WASHINGTON – Vice President Dick Cheney's (search) chief of staff was told in 2002 that Cheney's former company would receive no-bid work to secretly plan restoration of Iraq's oil facilities, but the information wasn't given to the vice president, a White House official said Tuesday.
Kevin Kellems, Cheney's spokesman, told The Associated Press he confirmed the decision not to inform Cheney with the vice president's chief of staff, Lewis "Scooter" Libby (search).
"The vice president was not informed" that Halliburton (search) would get the Defense Department contract, Kellems said.
Libby informed participants at a Defense Department (search) briefing in October 2002 that "the vice president's office would not be involved and would have nothing to do with the matter," Kellems said.
Libby's presence was controversial because Cheney repeatedly has said he had no involvement in that contract or any other matters involving Halliburton, a Houston-based energy and construction company.
At the briefing, a Defense official told a multi-agency group including Libby that Halliburton would secretly develop contingency plans to extinguish any oil fires set by Saddam Hussein if there was a war with Iraq.
Kellems said he also spoke with National Security Council aide Frank Miller, who attended the 2002 briefing and confirmed that Libby told the group Cheney would not be informed.
Rep. Henry Waxman, D-Calif., senior Democrat on the House Government Reform Committee, revealed Libby's presence in a letter to Cheney last weekend seeking more information.
Waxman said Libby's involvement contradicts Cheney's statements that he had no knowledge of the contract, which was awarded in March 2003.
When Hussein didn't set the oil facilities on fire, Halliburton was asked to take on a much bigger role.
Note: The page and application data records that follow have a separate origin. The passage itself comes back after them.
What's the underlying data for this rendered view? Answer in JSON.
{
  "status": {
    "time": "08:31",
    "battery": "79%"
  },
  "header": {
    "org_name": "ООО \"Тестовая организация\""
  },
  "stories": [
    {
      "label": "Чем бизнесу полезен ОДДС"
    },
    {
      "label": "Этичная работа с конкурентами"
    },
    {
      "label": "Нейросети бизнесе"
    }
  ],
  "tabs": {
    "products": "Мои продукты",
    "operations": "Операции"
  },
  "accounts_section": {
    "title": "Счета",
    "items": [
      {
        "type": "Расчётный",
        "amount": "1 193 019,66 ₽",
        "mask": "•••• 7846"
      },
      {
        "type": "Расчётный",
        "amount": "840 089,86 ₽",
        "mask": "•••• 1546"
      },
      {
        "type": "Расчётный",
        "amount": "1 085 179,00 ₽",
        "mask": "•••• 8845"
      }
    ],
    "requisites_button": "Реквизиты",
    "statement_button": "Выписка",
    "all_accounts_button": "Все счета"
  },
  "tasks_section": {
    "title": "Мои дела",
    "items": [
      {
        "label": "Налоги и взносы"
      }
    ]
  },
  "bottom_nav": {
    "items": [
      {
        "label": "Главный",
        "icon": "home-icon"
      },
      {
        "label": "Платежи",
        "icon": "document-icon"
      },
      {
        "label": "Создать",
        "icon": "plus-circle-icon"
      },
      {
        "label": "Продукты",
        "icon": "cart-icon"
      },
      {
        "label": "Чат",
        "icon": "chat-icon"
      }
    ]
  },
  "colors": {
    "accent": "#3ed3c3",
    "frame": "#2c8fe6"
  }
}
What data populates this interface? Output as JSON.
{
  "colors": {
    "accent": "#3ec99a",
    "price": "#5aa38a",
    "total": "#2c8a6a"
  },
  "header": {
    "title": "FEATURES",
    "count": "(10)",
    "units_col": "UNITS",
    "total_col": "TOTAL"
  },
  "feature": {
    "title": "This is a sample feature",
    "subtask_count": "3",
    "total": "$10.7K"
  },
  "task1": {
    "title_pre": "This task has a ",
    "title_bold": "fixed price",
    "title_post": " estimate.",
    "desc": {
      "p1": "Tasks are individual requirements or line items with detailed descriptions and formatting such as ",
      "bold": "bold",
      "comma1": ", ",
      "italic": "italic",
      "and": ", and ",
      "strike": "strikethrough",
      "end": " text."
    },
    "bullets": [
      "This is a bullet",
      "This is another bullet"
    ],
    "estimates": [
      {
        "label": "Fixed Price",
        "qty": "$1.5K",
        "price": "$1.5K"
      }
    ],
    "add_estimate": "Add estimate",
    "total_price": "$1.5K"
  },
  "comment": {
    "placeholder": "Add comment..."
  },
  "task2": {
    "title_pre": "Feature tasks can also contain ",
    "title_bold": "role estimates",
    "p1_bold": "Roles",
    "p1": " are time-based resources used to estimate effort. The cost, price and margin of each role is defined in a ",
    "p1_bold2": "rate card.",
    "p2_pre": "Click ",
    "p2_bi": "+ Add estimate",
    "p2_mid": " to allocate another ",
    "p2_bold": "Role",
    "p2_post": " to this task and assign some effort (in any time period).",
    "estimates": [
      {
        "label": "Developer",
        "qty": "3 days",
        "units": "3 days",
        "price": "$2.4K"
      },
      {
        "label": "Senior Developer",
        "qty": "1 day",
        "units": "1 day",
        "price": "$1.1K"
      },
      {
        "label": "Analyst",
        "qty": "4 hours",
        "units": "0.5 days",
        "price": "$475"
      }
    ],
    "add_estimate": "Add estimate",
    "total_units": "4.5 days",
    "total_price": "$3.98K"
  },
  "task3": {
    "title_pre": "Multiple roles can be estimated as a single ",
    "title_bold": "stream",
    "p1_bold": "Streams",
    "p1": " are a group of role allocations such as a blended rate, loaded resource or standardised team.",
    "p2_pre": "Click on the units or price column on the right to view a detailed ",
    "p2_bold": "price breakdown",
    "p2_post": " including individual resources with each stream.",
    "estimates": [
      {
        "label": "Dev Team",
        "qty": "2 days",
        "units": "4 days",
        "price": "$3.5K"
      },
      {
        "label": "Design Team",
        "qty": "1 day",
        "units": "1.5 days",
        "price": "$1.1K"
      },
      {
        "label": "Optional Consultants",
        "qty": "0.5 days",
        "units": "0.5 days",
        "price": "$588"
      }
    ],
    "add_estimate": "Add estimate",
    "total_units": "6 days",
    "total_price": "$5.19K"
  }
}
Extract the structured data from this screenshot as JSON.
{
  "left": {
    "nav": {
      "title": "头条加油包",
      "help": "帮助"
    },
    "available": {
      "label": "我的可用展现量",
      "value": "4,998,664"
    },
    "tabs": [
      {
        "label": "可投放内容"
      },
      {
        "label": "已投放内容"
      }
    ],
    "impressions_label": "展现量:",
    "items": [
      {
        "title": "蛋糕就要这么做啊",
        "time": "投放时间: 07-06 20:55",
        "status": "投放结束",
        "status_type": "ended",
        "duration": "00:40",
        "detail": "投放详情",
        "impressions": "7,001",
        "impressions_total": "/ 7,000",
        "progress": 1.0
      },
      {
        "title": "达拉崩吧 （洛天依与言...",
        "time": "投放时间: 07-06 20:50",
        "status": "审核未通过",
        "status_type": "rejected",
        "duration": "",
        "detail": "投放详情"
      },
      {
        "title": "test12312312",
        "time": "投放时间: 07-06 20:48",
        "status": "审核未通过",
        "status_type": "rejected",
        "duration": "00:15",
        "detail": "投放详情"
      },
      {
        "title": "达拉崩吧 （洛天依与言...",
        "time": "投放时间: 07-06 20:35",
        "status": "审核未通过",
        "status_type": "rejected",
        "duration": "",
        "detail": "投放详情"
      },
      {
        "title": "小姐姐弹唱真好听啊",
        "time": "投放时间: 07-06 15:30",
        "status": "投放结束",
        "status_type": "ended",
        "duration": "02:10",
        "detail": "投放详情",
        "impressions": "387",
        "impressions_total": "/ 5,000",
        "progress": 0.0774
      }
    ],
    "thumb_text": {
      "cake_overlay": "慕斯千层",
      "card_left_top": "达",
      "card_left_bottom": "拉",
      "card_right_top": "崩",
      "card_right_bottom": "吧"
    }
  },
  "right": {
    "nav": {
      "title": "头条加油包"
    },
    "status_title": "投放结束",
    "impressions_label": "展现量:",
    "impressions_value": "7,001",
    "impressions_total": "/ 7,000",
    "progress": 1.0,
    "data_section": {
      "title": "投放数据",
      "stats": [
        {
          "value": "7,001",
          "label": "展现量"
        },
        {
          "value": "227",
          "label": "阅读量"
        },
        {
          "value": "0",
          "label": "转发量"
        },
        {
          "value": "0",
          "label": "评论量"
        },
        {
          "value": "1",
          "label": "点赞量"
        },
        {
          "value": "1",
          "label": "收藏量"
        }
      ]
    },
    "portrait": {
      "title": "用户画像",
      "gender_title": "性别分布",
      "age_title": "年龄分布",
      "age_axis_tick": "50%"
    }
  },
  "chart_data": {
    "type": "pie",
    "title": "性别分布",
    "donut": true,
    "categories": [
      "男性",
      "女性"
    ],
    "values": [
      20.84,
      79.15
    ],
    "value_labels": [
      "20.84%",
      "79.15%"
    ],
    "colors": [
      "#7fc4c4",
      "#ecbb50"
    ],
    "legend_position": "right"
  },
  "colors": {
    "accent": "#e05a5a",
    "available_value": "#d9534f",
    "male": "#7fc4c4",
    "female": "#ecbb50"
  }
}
Again without competitive bids, the company was chosen to supervise the postwar reconstruction of Iraq's oil industry.
At a hearing of the Government Reform Committee Tuesday, Lawrence Lanzilotta, an acting undersecretary of defense, first revealed that it was agreed that Cheney would not be told of the decision to give Halliburton the contract.
Also at the hearing, leaders of the committee agreed that top executives of Halliburton would be asked to testify next month in the panel's investigation of Iraq contracting.
The executives are Halliburton's chief executive officer, David Lesar, and the CEO of the company's KBR subsidiary, Randy Harl.
Halliburton has been awarded more than $7 billion in Iraq contract work that involves not only the oil restoration work, but feeding and housing U.S. troops.
Six Defense Department witnesses at the hearing all said they knew of no Cheney influence. They said the 2002 briefing of the vice president's office was simply a routine notification, not an attempt to win approval.
Committee Chairman Tom Davis, R-Va., and Waxman agreed to issue the invitation to the executives and said they would work together to determine whether documents should be subpoenaed. Waxman said he also wants to subpoena Defense Secretary Donald H. Rumsfeld to produce records on Department of Defense contracts with Cheney's office.
Waxman said he also wants records on construction giant Bechtel, which has a major Iraq contract, and several lawmakers added companies they want to include in the investigation.
Halliburton spokeswoman Wendy Hall was noncommittal on whether the executives would agree to testify.
"Today, our primary concern is to monitor the hearing to see what issues come forward," she said. "Halliburton believes its actions in Iraq are designed to deliver the best quality products and services on the best terms available as called for in our contract. We will work with the committee to assist them in fulfilling their important oversight functions."
The agreement did not stop Republicans from accusing Waxman of politically motivated criticism of Halliburton and Cheney, nor did Waxman let up on that criticism.
"Too many Democrats, for political reasons I completely understand but personally find distasteful, have chosen to practice oversight by press release, oversight by leaking draft reports and confidential briefings," Davis said at Tuesday's committee hearing.
"This is a strategy being driven top down by the House Democratic leadership," Davis charged.
Waxman responded with examples of waste, fraud and abuse that, he said, came from former Halliburton employees who spoke privately with the committee. Among the allegations:
— A former logistics specialist said Halliburton charged taxpayers $10,000 a day to house employees in a five-star hotel in Kuwait instead of the $600 per day cost of using the same air-conditioned tents that house U.S. troops.
— A former "convoy commander" said Halliburton removed spare tires from its new $85,000 trucks and gave instructions to abandon or "torch" the vehicles if they had a flat tire.
Waxman also said the cost of a food service contract was reduced by 40 percent after Halliburton's middleman role was eliminated.
Davis said there may be explanations, stating it might be a sound policy to abandon a truck rather than change a tire if a convoy comes under attack.
Hall, the Halliburton spokeswoman, said of the allegations: "This does not serve to feed a single member of our military, create a single unit of housing, repair a single oil well or supply a single piece of material for reconstruction."